One man’s trash is not always another man’s treasure

Posted by Jenny in Sale Tales | 4 Comments

I was visiting my parents in Berkeley over the weekend, so I had to check out a few yard sales down there. (How could I not? This, after all, is where one of my all-time favorite wacky items was spotted.) My mom was up for it, and my husband came along too — a rare event, probably mainly due to our promise that we could head straight to the ad which promised “vintage records.” (Unfortunately, they turned out to be nothing special.)

The day was gorgeous and sunny, which was quite a thrill after all of the messed-up weather we’ve been having in Seattle. I’d made a list of sales and we made the rounds. There was one that we couldn’t find at first, until we saw their sign: “Fun Yard In Back!” Unfortunately, the yard was not fun at all: tiny and crowded with the worst junk ever and a jug of “free mango sun tea.” Ack! It was here that my husband said, “You know, one man’s trash is not always another man’s treasure.”

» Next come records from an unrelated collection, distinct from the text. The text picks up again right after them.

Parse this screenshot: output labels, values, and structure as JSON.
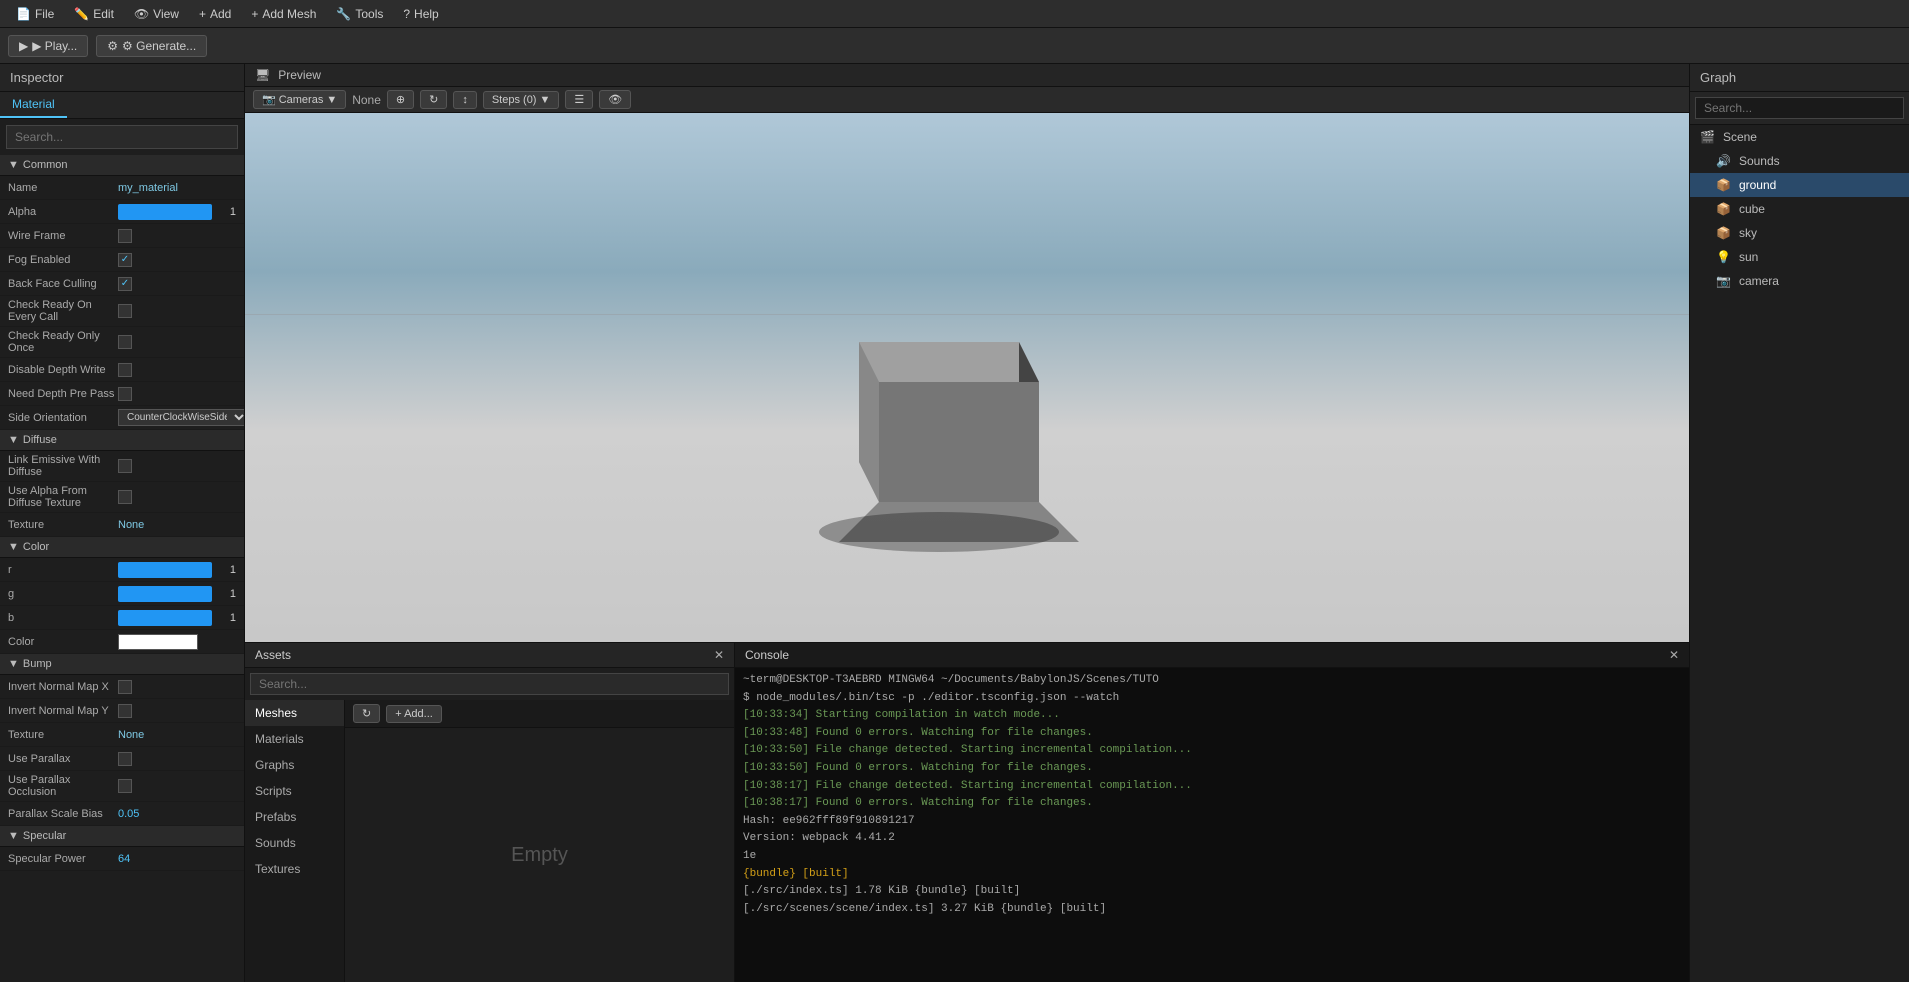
{
  "menubar": {
    "items": [
      {
        "label": "File",
        "icon": "file-icon"
      },
      {
        "label": "Edit",
        "icon": "edit-icon"
      },
      {
        "label": "View",
        "icon": "view-icon"
      },
      {
        "label": "Add",
        "icon": "add-icon"
      },
      {
        "label": "Add Mesh",
        "icon": "mesh-icon"
      },
      {
        "label": "Tools",
        "icon": "tools-icon"
      },
      {
        "label": "Help",
        "icon": "help-icon"
      }
    ]
  },
  "toolbar": {
    "play_label": "▶ Play...",
    "generate_label": "⚙ Generate..."
  },
  "inspector": {
    "title": "Inspector",
    "tab_material": "Material",
    "search_placeholder": "Search...",
    "sections": {
      "common": {
        "label": "Common",
        "props": [
          {
            "name": "Name",
            "value": "my_material",
            "type": "text"
          },
          {
            "name": "Alpha",
            "value": "1",
            "type": "slider"
          },
          {
            "name": "Wire Frame",
            "value": "",
            "type": "checkbox",
            "checked": false
          },
          {
            "name": "Fog Enabled",
            "value": "",
            "type": "checkbox",
            "checked": true
          },
          {
            "name": "Back Face Culling",
            "value": "",
            "type": "checkbox",
            "checked": true
          },
          {
            "name": "Check Ready On Every Call",
            "value": "",
            "type": "checkbox",
            "checked": false
          },
          {
            "name": "Check Ready Only Once",
            "value": "",
            "type": "checkbox",
            "checked": false
          },
          {
            "name": "Disable Depth Write",
            "value": "",
            "type": "checkbox",
            "checked": false
          },
          {
            "name": "Need Depth Pre Pass",
            "value": "",
            "type": "checkbox",
            "checked": false
          },
          {
            "name": "Side Orientation",
            "value": "CounterClockWiseSideOrient",
            "type": "select"
          }
        ]
      },
      "diffuse": {
        "label": "Diffuse",
        "props": [
          {
            "name": "Link Emissive With Diffuse",
            "value": "",
            "type": "checkbox",
            "checked": false
          },
          {
            "name": "Use Alpha From Diffuse Texture",
            "value": "",
            "type": "checkbox",
            "checked": false
          },
          {
            "name": "Texture",
            "value": "None",
            "type": "none"
          }
        ]
      },
      "color": {
        "label": "Color",
        "props": [
          {
            "name": "r",
            "value": "1",
            "type": "slider"
          },
          {
            "name": "g",
            "value": "1",
            "type": "slider"
          },
          {
            "name": "b",
            "value": "1",
            "type": "slider"
          },
          {
            "name": "Color",
            "value": "#ffffff",
            "type": "color"
          }
        ]
      },
      "bump": {
        "label": "Bump",
        "props": [
          {
            "name": "Invert Normal Map X",
            "value": "",
            "type": "checkbox",
            "checked": false
          },
          {
            "name": "Invert Normal Map Y",
            "value": "",
            "type": "checkbox",
            "checked": false
          },
          {
            "name": "Texture",
            "value": "None",
            "type": "none"
          },
          {
            "name": "Use Parallax",
            "value": "",
            "type": "checkbox",
            "checked": false
          },
          {
            "name": "Use Parallax Occlusion",
            "value": "",
            "type": "checkbox",
            "checked": false
          },
          {
            "name": "Parallax Scale Bias",
            "value": "0.05",
            "type": "smalltext"
          }
        ]
      },
      "specular": {
        "label": "Specular",
        "props": [
          {
            "name": "Specular Power",
            "value": "64",
            "type": "smalltext"
          }
        ]
      }
    }
  },
  "preview": {
    "title": "Preview",
    "camera_label": "Cameras",
    "none_label": "None",
    "steps_label": "Steps (0)"
  },
  "assets": {
    "title": "Assets",
    "search_placeholder": "Search...",
    "nav_items": [
      {
        "label": "Meshes",
        "active": true
      },
      {
        "label": "Materials"
      },
      {
        "label": "Graphs"
      },
      {
        "label": "Scripts"
      },
      {
        "label": "Prefabs"
      },
      {
        "label": "Sounds"
      },
      {
        "label": "Textures"
      }
    ],
    "empty_label": "Empty",
    "add_label": "+ Add...",
    "refresh_label": "↻"
  },
  "console": {
    "title": "Console",
    "lines": [
      {
        "text": "~term@DESKTOP-T3AEBRD MINGW64 ~/Documents/BabylonJS/Scenes/TUTO",
        "class": ""
      },
      {
        "text": "$ node_modules/.bin/tsc -p ./editor.tsconfig.json --watch",
        "class": ""
      },
      {
        "text": "[10:33:34] Starting compilation in watch mode...",
        "class": "ts"
      },
      {
        "text": "[10:33:48] Found 0 errors. Watching for file changes.",
        "class": "ts"
      },
      {
        "text": "[10:33:50] File change detected. Starting incremental compilation...",
        "class": "ts"
      },
      {
        "text": "[10:33:50] Found 0 errors. Watching for file changes.",
        "class": "ts"
      },
      {
        "text": "[10:38:17] File change detected. Starting incremental compilation...",
        "class": "ts"
      },
      {
        "text": "[10:38:17] Found 0 errors. Watching for file changes.",
        "class": "ts"
      },
      {
        "text": "",
        "class": ""
      },
      {
        "text": "Hash: ee962fff89f910891217",
        "class": ""
      },
      {
        "text": "Version: webpack 4.41.2",
        "class": ""
      },
      {
        "text": "",
        "class": ""
      },
      {
        "text": "1e",
        "class": ""
      },
      {
        "text": "{bundle} [built]",
        "class": "yellow"
      },
      {
        "text": "[./src/index.ts] 1.78 KiB {bundle} [built]",
        "class": ""
      },
      {
        "text": "[./src/scenes/scene/index.ts] 3.27 KiB {bundle} [built]",
        "class": ""
      }
    ]
  },
  "graph": {
    "title": "Graph",
    "search_placeholder": "Search...",
    "items": [
      {
        "label": "Scene",
        "icon": "scene",
        "indent": 0
      },
      {
        "label": "Sounds",
        "icon": "sound",
        "indent": 1
      },
      {
        "label": "ground",
        "icon": "mesh",
        "indent": 1,
        "active": true
      },
      {
        "label": "cube",
        "icon": "mesh",
        "indent": 1
      },
      {
        "label": "sky",
        "icon": "mesh",
        "indent": 1
      },
      {
        "label": "sun",
        "icon": "light",
        "indent": 1
      },
      {
        "label": "camera",
        "icon": "camera",
        "indent": 1
      }
    ]
  }
}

Next was a small sale featuring mainly tapes, CDs, and wacky hats. The guy announced cheerily, “This is a foreclosure sale!” I thought he was oddly perky for someone dealing with a foreclosure, but it turned out it was his landlord – he’d just moved in a couple months back, then found a notice on the door and had to get out. He then told us about his landlord supposedly trying to kill himself. “Anyway, look around,” he continued. “I’m a six-time Burner, so I’m selling some of my outfits …” Aha, that explained the hats: relics of many years of Burning Man adventures. My husband asked if he had any LPs and the guy shook his head regretfully. “Typical story,” he said, and I expected to hear how he sold them to get CDs instead … but no. He had visited a friend in Santa Cruz, left them there, and never saw them again. This was all kind of entertaining but also way too much information. I was hoping there was something there I wanted, since he seemed nice, but we left without buying anything.

We went on to a few more duds. Really, most of the stuff was kind of like this.

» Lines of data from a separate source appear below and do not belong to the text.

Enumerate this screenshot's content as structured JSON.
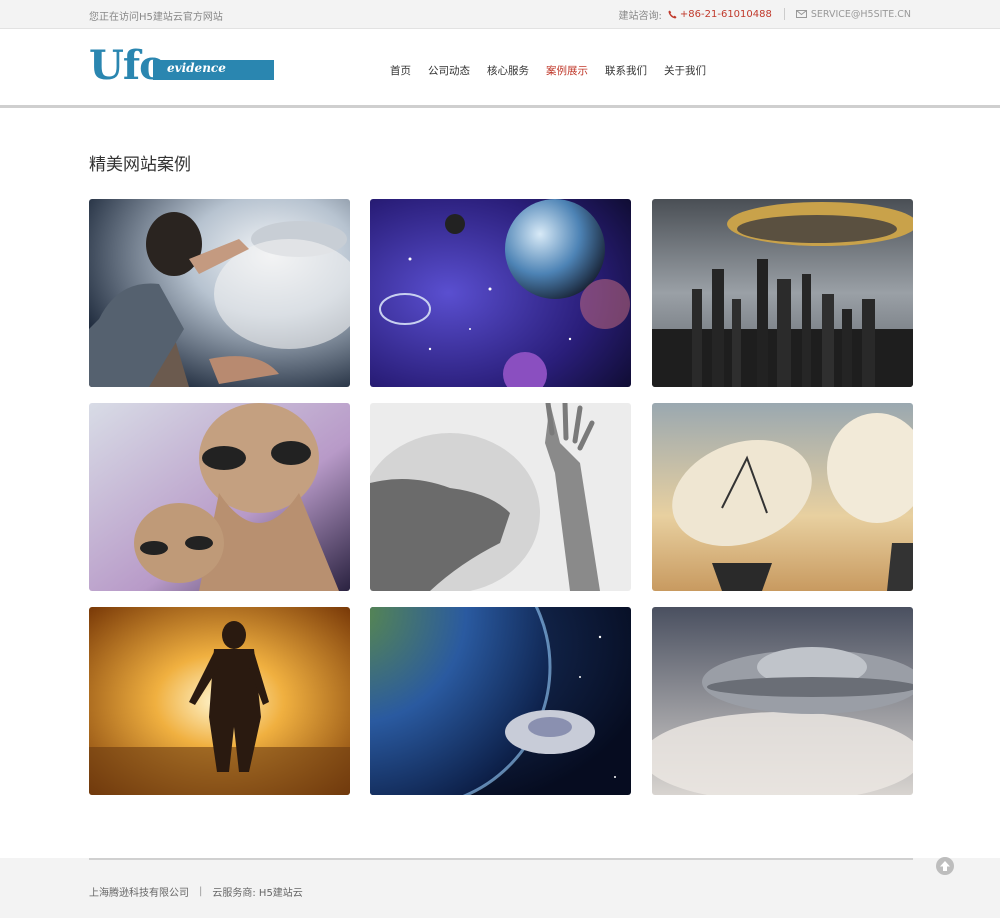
{
  "topbar": {
    "visiting": "您正在访问H5建站云官方网站",
    "consult_label": "建站咨询:",
    "phone": "+86-21-61010488",
    "email": "SERVICE@H5SITE.CN"
  },
  "logo": {
    "main": "Ufo",
    "sub": "evidence"
  },
  "nav": [
    {
      "label": "首页",
      "active": false
    },
    {
      "label": "公司动态",
      "active": false
    },
    {
      "label": "核心服务",
      "active": false
    },
    {
      "label": "案例展示",
      "active": true
    },
    {
      "label": "联系我们",
      "active": false
    },
    {
      "label": "关于我们",
      "active": false
    }
  ],
  "section_title": "精美网站案例",
  "gallery": [
    "man-reaching-toward-ufo",
    "planets-in-purple-space",
    "ufo-over-dark-city",
    "two-aliens",
    "shadow-hand-silhouette",
    "radio-telescope-dishes",
    "silhouette-in-golden-light",
    "earth-and-flying-saucer",
    "flying-saucer-in-clouds"
  ],
  "footer": {
    "company": "上海腾逊科技有限公司",
    "divider": "|",
    "provider": "云服务商: H5建站云"
  },
  "colors": {
    "accent": "#c0392b",
    "brand": "#2a86b0"
  },
  "icons": {
    "phone": "phone-icon",
    "mail": "mail-icon",
    "top": "arrow-up-circle-icon"
  }
}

Box of unwanted items

I was excited to go to this one sale that had a ton of signs up advertising its hugeness … I found nothing there, though. But dig that sun! I wasn’t complaining.

Berkeley yard sale

After a quick stop at La Farine bakery for morning buns (a pastry which is tragically unknown in Seattle), we continued on to a few more sales. The last one was a little ways up in the Berkeley hills. The house was huge and looked oddly like a German chalet. Their ad called it an “exotic tribal sale,” and they did have a lot of clothes and art objects from all around the world. But as exotic as their taste may have been, they were not so cultured as to have been able to avoid owning a Big Mouth Billy Bass.

Exotic Tribal Big Mouth Billy Bass

I bought one 1970’s shirt here (made in France for Saks Fifth Avenue!) that I thought might fit one of my sisters, but they both rejected it. So it was basically a fruitless day for me. However, my mom picked up a few utilitarian items, and my husband snagged a great kid’s accordion for $2 which was a big hit with our daughter. But all in all, the best thing about the day was just cruising around town in the sun with my mom and husband for a few hours. And of course, eating that delicious morning bun.

4 Responses to One man’s trash is not always another man’s treasure

  1. Pingback: Yard Sale Bloodbath » Scary time of year